Group 2 Peer Review
Well done on the presentation and content of your topic, everything is set out very clearly and you have covered quite a lot of content. The history timeline is a great addition to the page as it outlines clearly and simply the progression through time of what new information had been learnt. The use of both tables and images assists the understanding of the individual in a simple manner. The in text citations are quite useful and extensive, it allows the reader to further their own research on a particular area of the topic. The introduction was quite detailed yet simple to understand and gave a great overall understanding of what will be included in the page. The cardiovascular information on the page related to embryonic development is a major highlight. You have covered quite a significant amount of information and yet you have distributed the information into sub-headings that allow an easier understanding of the topic.

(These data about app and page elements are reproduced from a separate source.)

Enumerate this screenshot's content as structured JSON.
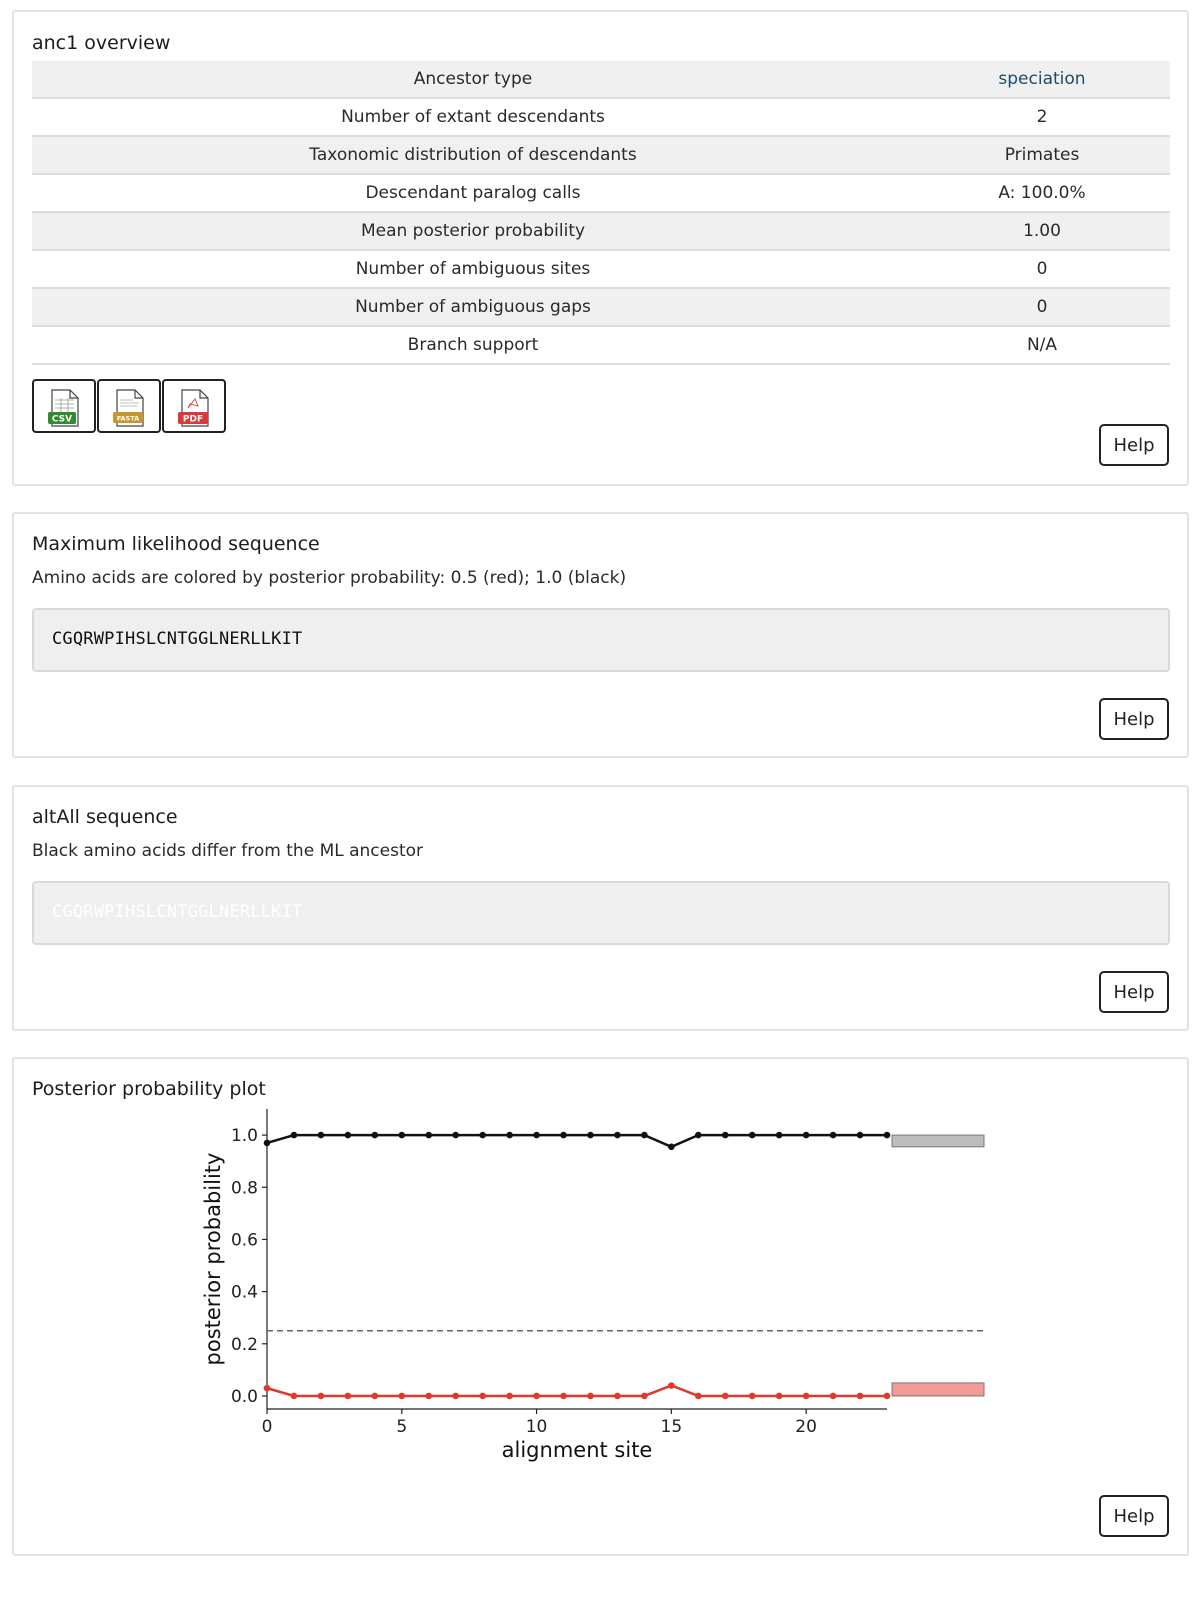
{
  "overview": {
    "title": "anc1 overview",
    "rows": [
      {
        "label": "Ancestor type",
        "value": "speciation"
      },
      {
        "label": "Number of extant descendants",
        "value": "2"
      },
      {
        "label": "Taxonomic distribution of descendants",
        "value": "Primates"
      },
      {
        "label": "Descendant paralog calls",
        "value": "A: 100.0%"
      },
      {
        "label": "Mean posterior probability",
        "value": "1.00"
      },
      {
        "label": "Number of ambiguous sites",
        "value": "0"
      },
      {
        "label": "Number of ambiguous gaps",
        "value": "0"
      },
      {
        "label": "Branch support",
        "value": "N/A"
      }
    ],
    "downloads": [
      {
        "name": "csv-download-button",
        "icon": "csv-file-icon",
        "badge": "CSV",
        "color": "#2e8b2e"
      },
      {
        "name": "fasta-download-button",
        "icon": "fasta-file-icon",
        "badge": "FASTA",
        "color": "#c8962c"
      },
      {
        "name": "pdf-download-button",
        "icon": "pdf-file-icon",
        "badge": "PDF",
        "color": "#d63a3a"
      }
    ],
    "help_label": "Help"
  },
  "ml_sequence": {
    "title": "Maximum likelihood sequence",
    "description": "Amino acids are colored by posterior probability: 0.5 (red); 1.0 (black)",
    "sequence": "CGQRWPIHSLCNTGGLNERLLKIT",
    "help_label": "Help"
  },
  "altall_sequence": {
    "title": "altAll sequence",
    "description": "Black amino acids differ from the ML ancestor",
    "sequence": "CGQRWPIHSLCNTGGLNERLLKIT",
    "help_label": "Help"
  },
  "plot_section": {
    "title": "Posterior probability plot",
    "help_label": "Help"
  },
  "chart_data": {
    "type": "line",
    "xlabel": "alignment site",
    "ylabel": "posterior probability",
    "xlim": [
      0,
      23
    ],
    "ylim": [
      -0.05,
      1.1
    ],
    "xticks": [
      0,
      5,
      10,
      15,
      20
    ],
    "yticks": [
      "0.0",
      "0.2",
      "0.4",
      "0.6",
      "0.8",
      "1.0"
    ],
    "x": [
      0,
      1,
      2,
      3,
      4,
      5,
      6,
      7,
      8,
      9,
      10,
      11,
      12,
      13,
      14,
      15,
      16,
      17,
      18,
      19,
      20,
      21,
      22,
      23
    ],
    "series": [
      {
        "color": "#111111",
        "values": [
          0.97,
          1,
          1,
          1,
          1,
          1,
          1,
          1,
          1,
          1,
          1,
          1,
          1,
          1,
          1,
          0.955,
          1,
          1,
          1,
          1,
          1,
          1,
          1,
          1
        ]
      },
      {
        "color": "#e0382c",
        "values": [
          0.03,
          0,
          0,
          0,
          0,
          0,
          0,
          0,
          0,
          0,
          0,
          0,
          0,
          0,
          0,
          0.04,
          0,
          0,
          0,
          0,
          0,
          0,
          0,
          0
        ]
      }
    ],
    "reference_line": {
      "y": 0.25,
      "style": "dashed",
      "color": "#666666"
    },
    "side_bars": [
      {
        "low": 0.955,
        "high": 1.0,
        "color": "#bdbdbd"
      },
      {
        "low": 0.0,
        "high": 0.05,
        "color": "#f29b94"
      }
    ],
    "grid": false
  }
}
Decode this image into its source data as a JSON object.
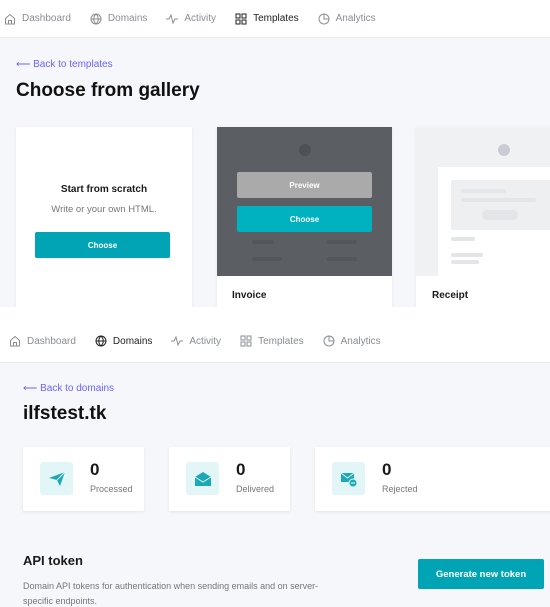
{
  "top": {
    "nav": [
      {
        "label": "Dashboard",
        "icon": "home-icon"
      },
      {
        "label": "Domains",
        "icon": "globe-icon"
      },
      {
        "label": "Activity",
        "icon": "activity-icon"
      },
      {
        "label": "Templates",
        "icon": "grid-icon",
        "active": true
      },
      {
        "label": "Analytics",
        "icon": "pie-icon"
      }
    ],
    "back": "⟵ Back to templates",
    "title": "Choose from gallery",
    "scratch": {
      "title": "Start from scratch",
      "subtitle": "Write or your own HTML.",
      "button": "Choose"
    },
    "invoice": {
      "title": "Invoice",
      "preview": "Preview",
      "choose": "Choose"
    },
    "receipt": {
      "title": "Receipt"
    }
  },
  "bottom": {
    "nav": [
      {
        "label": "Dashboard",
        "icon": "home-icon"
      },
      {
        "label": "Domains",
        "icon": "globe-icon",
        "active": true
      },
      {
        "label": "Activity",
        "icon": "activity-icon"
      },
      {
        "label": "Templates",
        "icon": "grid-icon"
      },
      {
        "label": "Analytics",
        "icon": "pie-icon"
      }
    ],
    "back": "⟵ Back to domains",
    "title": "ilfstest.tk",
    "stats": [
      {
        "value": "0",
        "label": "Processed",
        "icon": "paper-plane-icon"
      },
      {
        "value": "0",
        "label": "Delivered",
        "icon": "open-envelope-icon"
      },
      {
        "value": "0",
        "label": "Rejected",
        "icon": "mail-minus-icon"
      }
    ],
    "api": {
      "title": "API token",
      "description": "Domain API tokens for authentication when sending emails and on server-specific endpoints.",
      "button": "Generate new token"
    }
  },
  "colors": {
    "accent": "#00a4b4",
    "link": "#6c63ff",
    "background": "#f6f7fb"
  }
}
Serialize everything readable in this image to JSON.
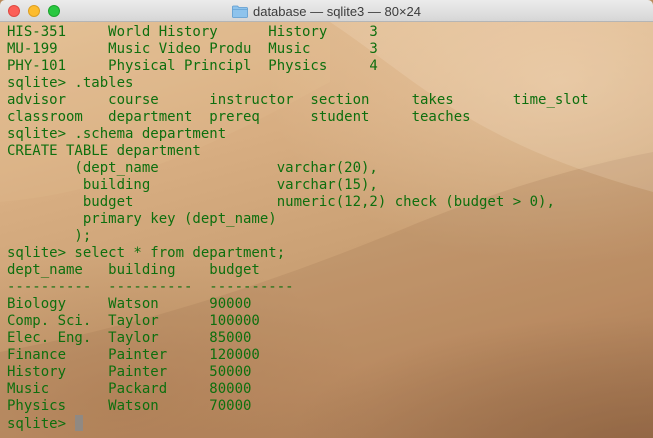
{
  "window": {
    "title": "database — sqlite3 — 80×24"
  },
  "icons": {
    "title": "folder-icon",
    "close": "close-icon",
    "minimize": "minimize-icon",
    "zoom": "zoom-icon"
  },
  "colors": {
    "terminal_text": "#0e6f0e",
    "close": "#fc5f57",
    "minimize": "#fdbc2e",
    "zoom": "#29c840"
  },
  "terminal": {
    "lines": [
      "HIS-351     World History      History     3",
      "MU-199      Music Video Produ  Music       3",
      "PHY-101     Physical Principl  Physics     4",
      "sqlite> .tables",
      "advisor     course      instructor  section     takes       time_slot",
      "classroom   department  prereq      student     teaches",
      "sqlite> .schema department",
      "CREATE TABLE department",
      "        (dept_name              varchar(20),",
      "         building               varchar(15),",
      "         budget                 numeric(12,2) check (budget > 0),",
      "         primary key (dept_name)",
      "        );",
      "sqlite> select * from department;",
      "dept_name   building    budget",
      "----------  ----------  ----------",
      "Biology     Watson      90000",
      "Comp. Sci.  Taylor      100000",
      "Elec. Eng.  Taylor      85000",
      "Finance     Painter     120000",
      "History     Painter     50000",
      "Music       Packard     80000",
      "Physics     Watson      70000"
    ],
    "prompt": "sqlite> "
  }
}
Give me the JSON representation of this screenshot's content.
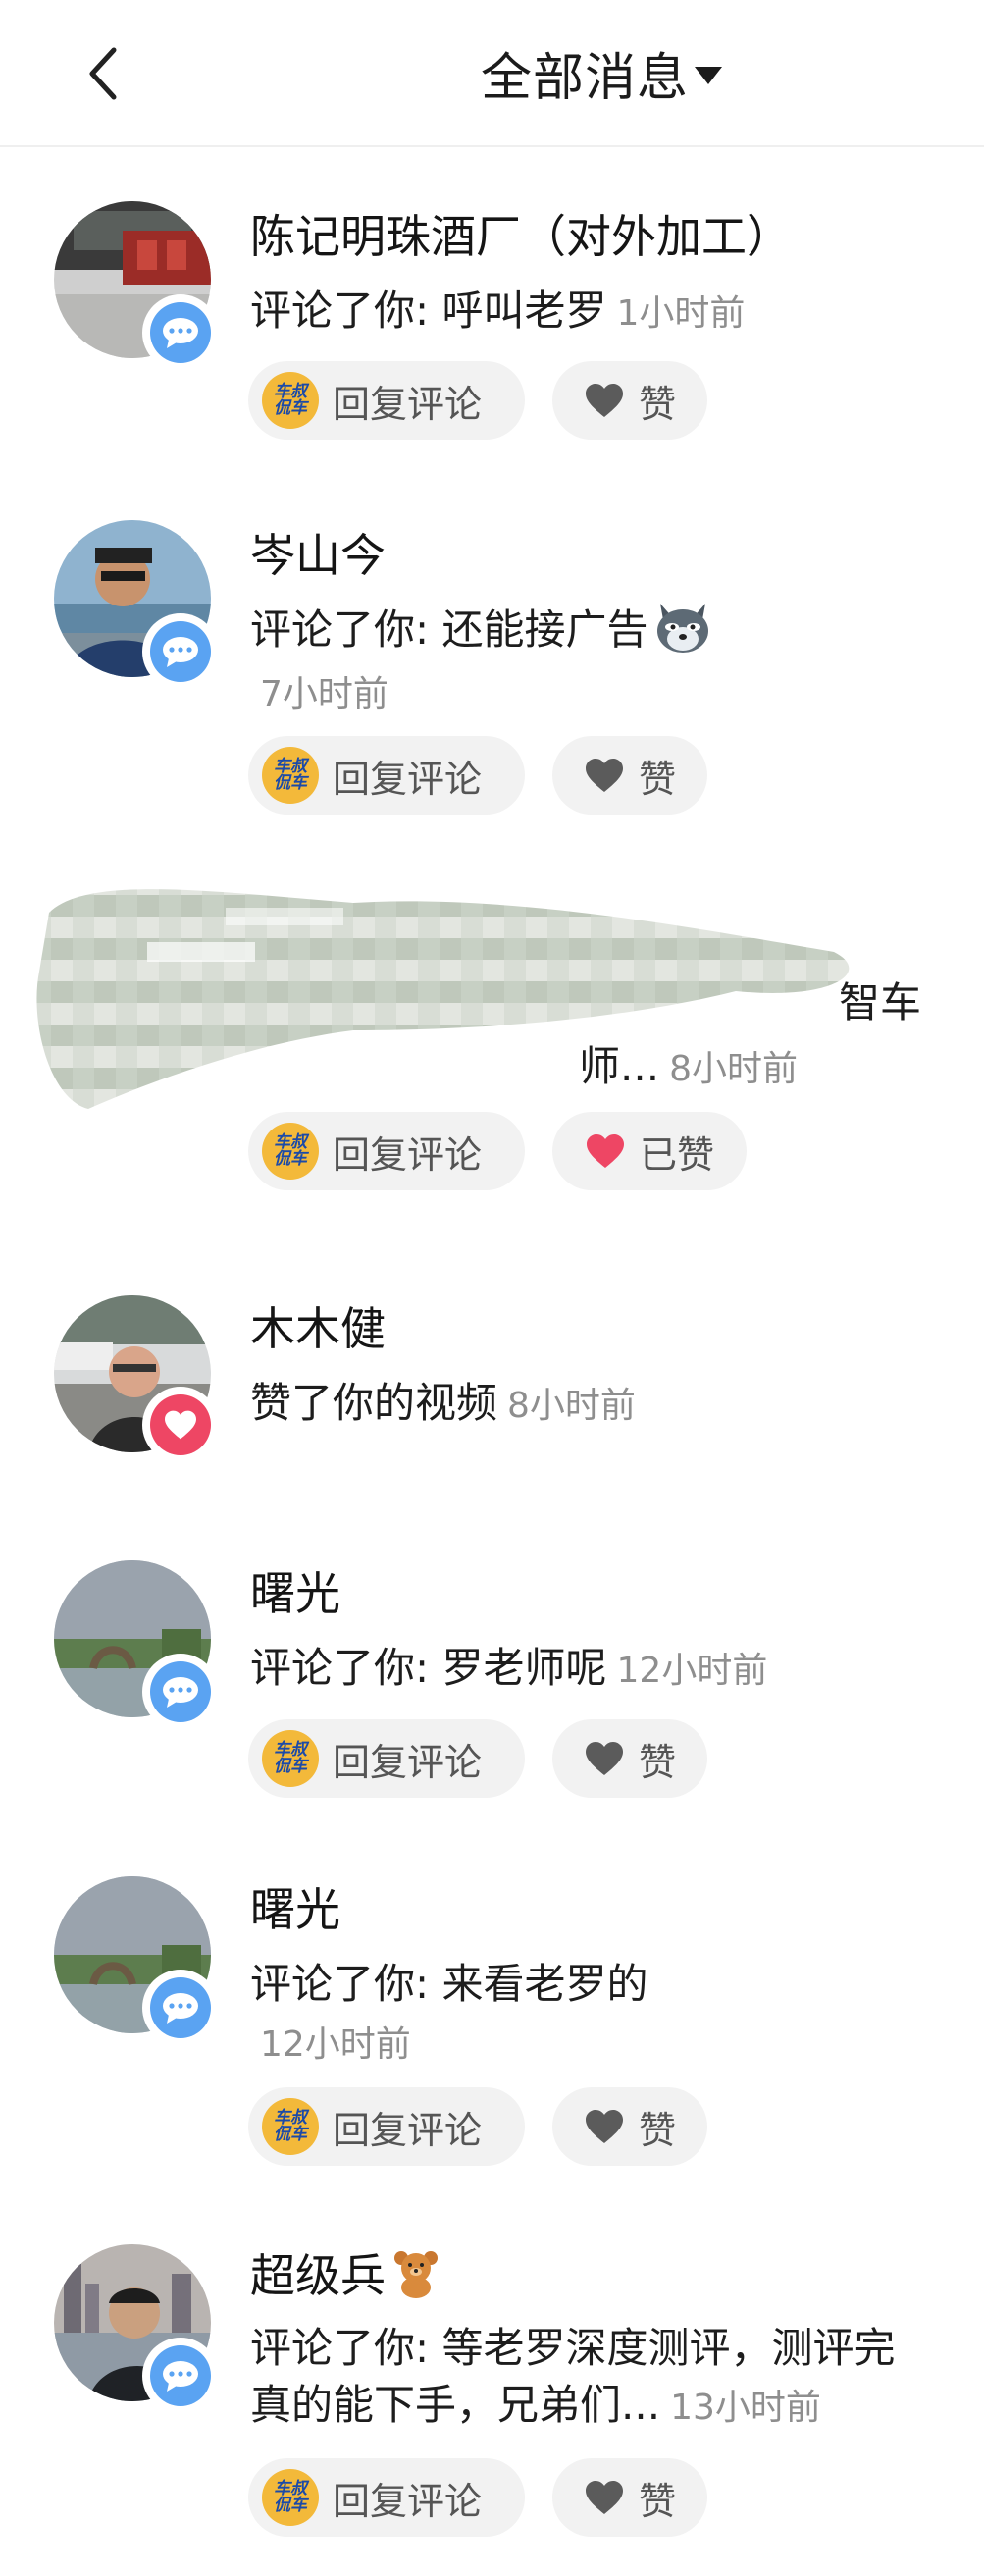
{
  "header": {
    "title": "全部消息",
    "back_icon": "chevron-left-icon",
    "dropdown_icon": "caret-down-icon"
  },
  "buttons": {
    "reply_label": "回复评论",
    "like_label": "赞",
    "liked_label": "已赞",
    "reply_logo_text": [
      "车叔",
      "侃车"
    ]
  },
  "colors": {
    "comment_badge": "#5aa3f2",
    "like_badge": "#ee4664",
    "liked_heart": "#ee4664",
    "heart_grey": "#5b5b5b"
  },
  "messages": [
    {
      "name": "陈记明珠酒厂（对外加工）",
      "text": "评论了你: 呼叫老罗",
      "time": "1小时前",
      "badge": "comment",
      "liked": false
    },
    {
      "name": "岑山今",
      "text": "评论了你: 还能接广告",
      "emoji": "wolf-emoji",
      "time": "7小时前",
      "badge": "comment",
      "liked": false
    },
    {
      "name": "",
      "text_fragment_1": "智车",
      "text_fragment_2": "师...",
      "time": "8小时前",
      "badge": "comment",
      "liked": true,
      "redacted": true
    },
    {
      "name": "木木健",
      "text": "赞了你的视频",
      "time": "8小时前",
      "badge": "like"
    },
    {
      "name": "曙光",
      "text": "评论了你: 罗老师呢",
      "time": "12小时前",
      "badge": "comment",
      "liked": false
    },
    {
      "name": "曙光",
      "text": "评论了你: 来看老罗的",
      "time": "12小时前",
      "badge": "comment",
      "liked": false
    },
    {
      "name": "超级兵",
      "name_emoji": "bear-emoji",
      "text_line1": "评论了你: 等老罗深度测评，测评完",
      "text_line2": "真的能下手，兄弟们...",
      "time": "13小时前",
      "badge": "comment",
      "liked": false
    }
  ]
}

You have also included on your page animal models and studies in relation to the Notch signalling pathway. It is quite interesting to see what the role of the pathway is in each of the models. Also, the addition of the abnormalities is quite interesting to read, and you have covered several abnormalities that can occur.
One thing I must point out is maybe you should include a more detailed glossary section, as you have used a few terms that may be hard to understand for some people, or better explain them within the paragraph. You have also included some pictures on your page, however, you do not link them to your explanation very well, maybe you should explain in detail what is exactly going on in the image. For example, it seems as if your explanation and terms used for the canonical pathway does not match those of the image for that section. Also, that particular image is not of the best quality and any writing present cannot be clearly and easily read. There are also several sub-headings that are missing information, I do, however, look forward to read what you will include
You have put together quite an impressive page with lots of information that is divided clearly into many sub-headings. It was fairly simple to understand the content, only minor changes should be made to your page.
GP2 peer review
Things are worth to be learnt:
-Formatted reference part.
-Used time line about the history the notch signalling findings.
-Suitable length for each section and informative.
Things needed to be improved:
-Pictures are assists, could be attached more.
Overall group 2 had a good progress of their project, use the history of the notch signalling as part of introduction, clear content. Only needs to fill the gaps in the page and try to add more pictures to help the audience understand the topic, especially for the abnormality of this signalling.
Group 2 Peer Assessment
Great progress so far. To start, all references have been done correctly and the appropriate subheadings and abbreviations can be seen. The history section is quite comprehensive and gives an effective background. The page describes and provides a detailed overview of the actual pathway with the visual aid of a diagram. An enhanced understanding is easily acquired with the great detail being delivered with clarity and simplicity. The inclusion of the abnormalities and its role in animal development provides a holistic understanding of the Notch signalling pathway. There is very little to improve which is of significance, however my personal contribution would be the use of a glossary to explain some confusing jargon. Keep going and you guys will do very well!